New Girl star Jake Johnson may love the cool guys of cinema, but, he tells me, he isn't interested in playing them on screen. In his new film Win It All, Johnson stars as Eddie, the ultimate uncool guy: a down-on-his-luck gambler. "I feel like the 'gambler' character is a mostly down-on-his-luck guy," Johnson says via phone, a few days before the film's Apr. 7 premiere on Netflix. "I think there’s a thing about movies where lead characters are just so ridiculously cool all the time. I didn't want to make Eddie cool."

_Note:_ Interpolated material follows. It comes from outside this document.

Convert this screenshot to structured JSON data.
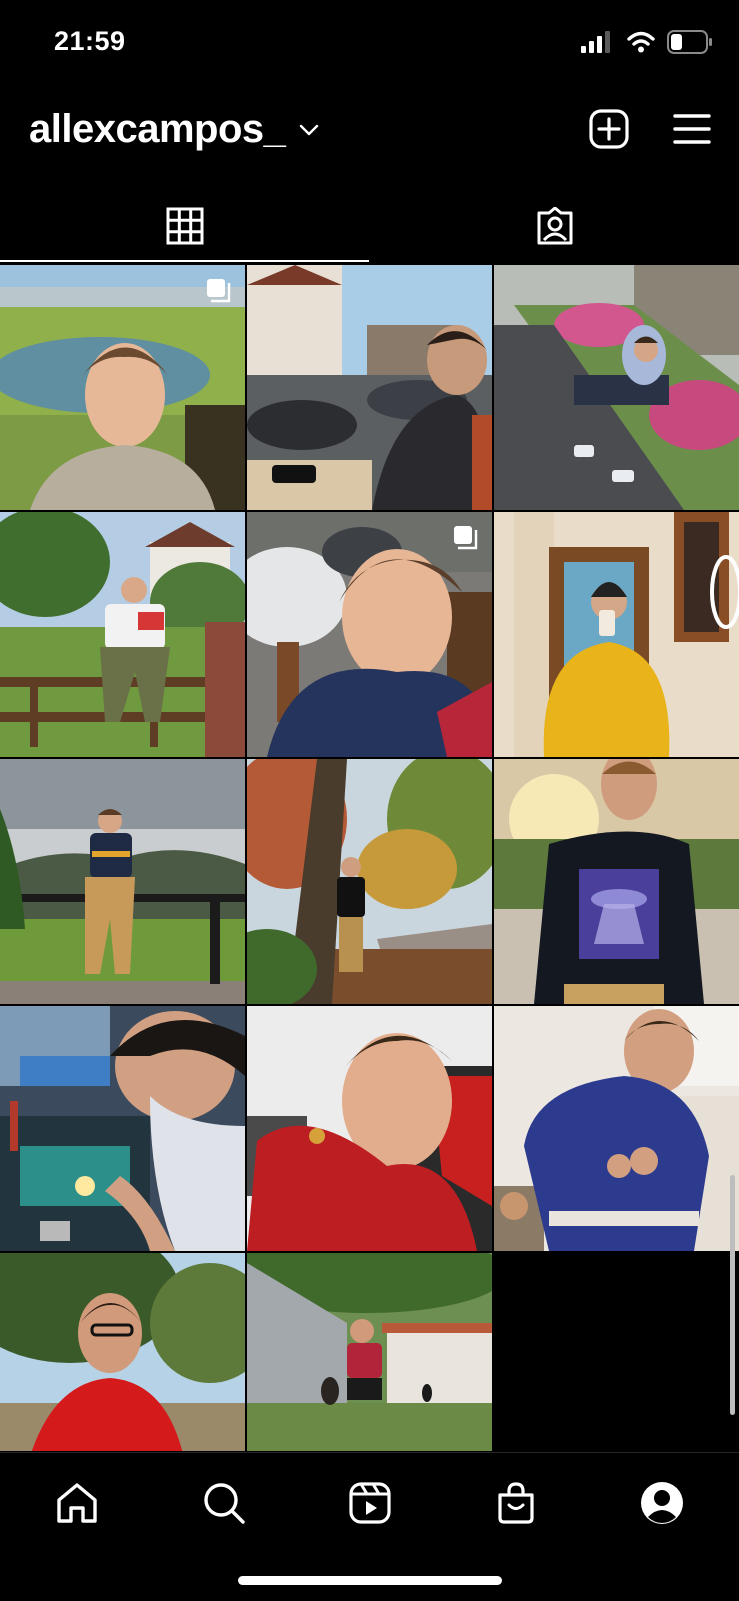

Despite having a deep love for the genre of gambling films and the suave characters who star in them, Johnson portrayed Eddie as being different from the norm. "I wanted Eddie to think he might be cool, but what makes him likable is he’s a goober. He’s a gambler and he’s deep in it," the actor explains. Getting older by the minute with no real job or stability to speak of, Eddie gambles at the card table and in real life, hoping to turn his luck around and make something of himself. After losing an insane amount of his friend's money, he has to quite literally win it all back or risk serious repercussions.
It's a nice change of pace for Johnson, who's spent the last several years cultivating an on-screen persona in shows like New Girl and movies like Drinking Buddies as an affable everyman who doesn't nail it 100 percent of the time but is always easy to root for. Eddie, though, goes a little bit deeper, with Johnson giving the gambler stereotype a more authentic spin than typically seen in movies and on TV.
That desire to change up expectations colored Johnson's entire creative process for Win It All, he says; although the movie came with a solid script, improvisation was encouraged from all the actors. "[We said], 'you can always be free to say anything and do anything… but you have certain things that were perfectly scripted how we wanted them,'" Johnson explains of his process alongside director Joe Swanberg, whom he's previously collaborated with on Drinking Buddies and Joshy. "Then, other moments we said, 'This is what we need. Let’s just let the moment happen.'"
Finding that perfect balance between improv and structure was what made, in part, Win It All Johnson's "favorite experience of the three and it was the closest to what [Swanberg] and I wanted our collaboration would be about." It allowed for Johnson to dig deep into the character of Eddie, and in bringing to life a more authentic version of the on-screen gambler, the actor helps Win It All become a hilarious but bitingly truthful entry into a well-worn genre of film.